This is documentation for Mathematica 8, which was
based on an earlier version of the Wolfram Language.
View current documentation (Version 11.2)


returns True if lhs and rhs are identical.
  • is used to represent a symbolic equation, to be manipulated using functions like Solve.
  • returns True if lhs and rhs are ordinary identical expressions.
  • returns False if lhs and rhs are determined to be unequal by comparisons between numbers or other raw data, such as strings.
  • Approximate numbers with machine precision or higher are considered equal if they differ in at most their last seven binary digits (roughly their last two decimal digits).
  • For numbers below machine precision the required tolerance is reduced in proportion to the precision of the numbers.
  • gives True if all the are equal.

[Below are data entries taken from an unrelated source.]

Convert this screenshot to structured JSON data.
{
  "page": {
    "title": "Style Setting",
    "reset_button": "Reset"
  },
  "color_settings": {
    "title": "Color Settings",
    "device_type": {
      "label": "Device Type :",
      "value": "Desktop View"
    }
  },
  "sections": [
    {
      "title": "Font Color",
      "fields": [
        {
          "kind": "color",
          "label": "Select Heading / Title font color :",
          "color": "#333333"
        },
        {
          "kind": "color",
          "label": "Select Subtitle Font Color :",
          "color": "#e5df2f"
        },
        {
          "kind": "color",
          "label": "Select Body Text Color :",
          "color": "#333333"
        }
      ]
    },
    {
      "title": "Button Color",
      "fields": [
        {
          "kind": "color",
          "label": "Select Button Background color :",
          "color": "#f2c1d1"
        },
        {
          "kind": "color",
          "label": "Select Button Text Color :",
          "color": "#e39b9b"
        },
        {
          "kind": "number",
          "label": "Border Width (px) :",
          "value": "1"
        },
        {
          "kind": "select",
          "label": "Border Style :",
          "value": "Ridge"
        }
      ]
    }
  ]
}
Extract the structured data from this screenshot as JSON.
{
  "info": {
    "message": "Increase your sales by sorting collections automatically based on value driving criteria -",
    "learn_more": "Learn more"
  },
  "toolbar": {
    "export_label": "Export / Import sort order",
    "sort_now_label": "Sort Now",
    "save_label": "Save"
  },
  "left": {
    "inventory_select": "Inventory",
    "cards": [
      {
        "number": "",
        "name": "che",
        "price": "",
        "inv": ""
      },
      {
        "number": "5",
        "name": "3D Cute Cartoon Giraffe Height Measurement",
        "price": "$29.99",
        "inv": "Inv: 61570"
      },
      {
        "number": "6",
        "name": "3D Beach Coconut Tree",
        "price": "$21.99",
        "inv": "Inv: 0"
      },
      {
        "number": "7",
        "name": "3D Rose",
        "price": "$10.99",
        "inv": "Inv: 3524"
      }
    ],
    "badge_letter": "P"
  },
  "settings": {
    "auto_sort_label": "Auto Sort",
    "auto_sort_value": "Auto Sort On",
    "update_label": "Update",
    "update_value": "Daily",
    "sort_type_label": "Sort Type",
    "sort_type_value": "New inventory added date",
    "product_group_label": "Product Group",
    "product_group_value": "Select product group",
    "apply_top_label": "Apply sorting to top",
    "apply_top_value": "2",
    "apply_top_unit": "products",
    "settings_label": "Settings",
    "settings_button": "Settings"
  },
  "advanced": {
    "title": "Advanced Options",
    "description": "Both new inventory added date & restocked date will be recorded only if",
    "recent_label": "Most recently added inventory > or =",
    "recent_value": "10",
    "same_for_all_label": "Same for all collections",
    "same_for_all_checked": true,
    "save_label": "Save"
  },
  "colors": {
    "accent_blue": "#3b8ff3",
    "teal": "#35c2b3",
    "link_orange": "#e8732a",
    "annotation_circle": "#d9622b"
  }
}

  • For exact numeric quantities, Equal internally uses numerical approximations to establish inequality. This process can be affected by the setting of the global variable $MaxExtraPrecision.
Test equality:
Represent an equation:
Test equality:
Click for copyable input
Represent an equation:
Click for copyable input
Click for copyable input
Test equality of numbers:
Approximate numbers that differ in their last seven binary digits are considered equal:
Compare an exact numeric expression and an approximate number:
Compare two exact numeric expressions; a numeric test may suffice to disprove equality:
Proving equality requires symbolic methods:
Symbolic methods used by Equal are insufficient to prove this equality:
Use RootReduce to decide whether two algebraic numbers are equal:
Numeric methods used by Equal do not use sufficient precision to disprove this equality:
RootReduce proves that the two algebraic numbers are not equal:
Increasing $MaxExtraPrecision may also allow you to disprove equality:
A symbolic identity:
Equal does not automatically prove this identity:
Use Expand to prove it:
A symbolic equation:
Use Solve to solve the equation:
Reduce gives all solutions, including the ones that require nongeneric values of parameters:
Compare more than two expressions:
Compare lists:
Compare strings:
The negation of two-argument Equal is Unequal:
The negation of three-argument Equal does not simplify automatically:
Use LogicalExpand to express it in terms of two-argument Unequal:
The negation of three-argument Equal is not equivalent to three-argument Unequal:
Equal tests mathematical equality of objects represented by expressions:
SameQ tests syntactic equality of expressions:
When Equal cannot decide whether two numeric expressions are equal it returns unchanged:
FullSimplify uses exact symbolic transformations to prove the equality:
PossibleZeroQ uses numeric and symbolic heuristics to decide whether an expression is zero:
Numeric methods used by PossibleZeroQ may incorrectly decide that a number is zero:
Use Solve to solve equations for generic values of parameters:
Reduce gives all solutions, including those with nongeneric parameter values:
Use Reduce to solve equations over specified domains:
Equality for machine-precision approximate numbers can be subtle:
The extra digits disrupt equality:
Arbitrary-precision approximate numbers do not have this problem:
Thanks to automatic precision tracking Equal knows to look only at the first ten digits:
In this case, the equality test for machine numbers succeeds:
The extra digits in this case are ignored by Equal:
Equality may not be transitive for approximate numbers:
Equal is not treated as the Boolean equivalence operator:
Use Equivalent instead:
New in 1 | Last modified in 6